→ What you have to do
Would you return every entry, exactly as it is written?

Component data from apps and pages:
····················

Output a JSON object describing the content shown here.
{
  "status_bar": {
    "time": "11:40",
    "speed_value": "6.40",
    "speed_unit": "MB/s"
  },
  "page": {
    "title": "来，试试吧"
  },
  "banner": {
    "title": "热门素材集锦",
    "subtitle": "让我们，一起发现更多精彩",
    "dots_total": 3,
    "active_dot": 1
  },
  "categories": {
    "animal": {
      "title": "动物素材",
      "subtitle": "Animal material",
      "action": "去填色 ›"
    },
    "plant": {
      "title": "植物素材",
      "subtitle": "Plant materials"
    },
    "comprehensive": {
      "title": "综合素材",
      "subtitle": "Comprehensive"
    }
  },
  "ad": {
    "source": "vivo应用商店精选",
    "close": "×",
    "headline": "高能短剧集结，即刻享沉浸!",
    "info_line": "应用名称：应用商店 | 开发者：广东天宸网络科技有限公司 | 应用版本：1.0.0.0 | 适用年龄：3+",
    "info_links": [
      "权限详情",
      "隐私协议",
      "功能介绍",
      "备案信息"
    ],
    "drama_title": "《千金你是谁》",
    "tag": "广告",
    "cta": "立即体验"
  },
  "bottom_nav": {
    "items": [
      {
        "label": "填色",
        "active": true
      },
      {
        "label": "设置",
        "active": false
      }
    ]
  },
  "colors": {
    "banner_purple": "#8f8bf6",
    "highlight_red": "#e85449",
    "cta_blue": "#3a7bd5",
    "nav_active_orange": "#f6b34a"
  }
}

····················

→ Expected answer
Output a JSON object describing the content shown here.
{
  "status_bar": {
    "time": "11:40",
    "speed_value": "6.40",
    "speed_unit": "MB/s"
  },
  "page": {
    "title": "来，试试吧"
  },
  "banner": {
    "title": "热门素材集锦",
    "subtitle": "让我们，一起发现更多精彩",
    "dots_total": 3,
    "active_dot": 1
  },
  "categories": {
    "animal": {
      "title": "动物素材",
      "subtitle": "Animal material",
      "action": "去填色 ›"
    },
    "plant": {
      "title": "植物素材",
      "subtitle": "Plant materials"
    },
    "comprehensive": {
      "title": "综合素材",
      "subtitle": "Comprehensive"
    }
  },
  "ad": {
    "source": "vivo应用商店精选",
    "close": "×",
    "headline": "高能短剧集结，即刻享沉浸!",
    "info_line": "应用名称：应用商店 | 开发者：广东天宸网络科技有限公司 | 应用版本：1.0.0.0 | 适用年龄：3+",
    "info_links": [
      "权限详情",
      "隐私协议",
      "功能介绍",
      "备案信息"
    ],
    "drama_title": "《千金你是谁》",
    "tag": "广告",
    "cta": "立即体验"
  },
  "bottom_nav": {
    "items": [
      {
        "label": "填色",
        "active": true
      },
      {
        "label": "设置",
        "active": false
      }
    ]
  },
  "colors": {
    "banner_purple": "#8f8bf6",
    "highlight_red": "#e85449",
    "cta_blue": "#3a7bd5",
    "nav_active_orange": "#f6b34a"
  }
}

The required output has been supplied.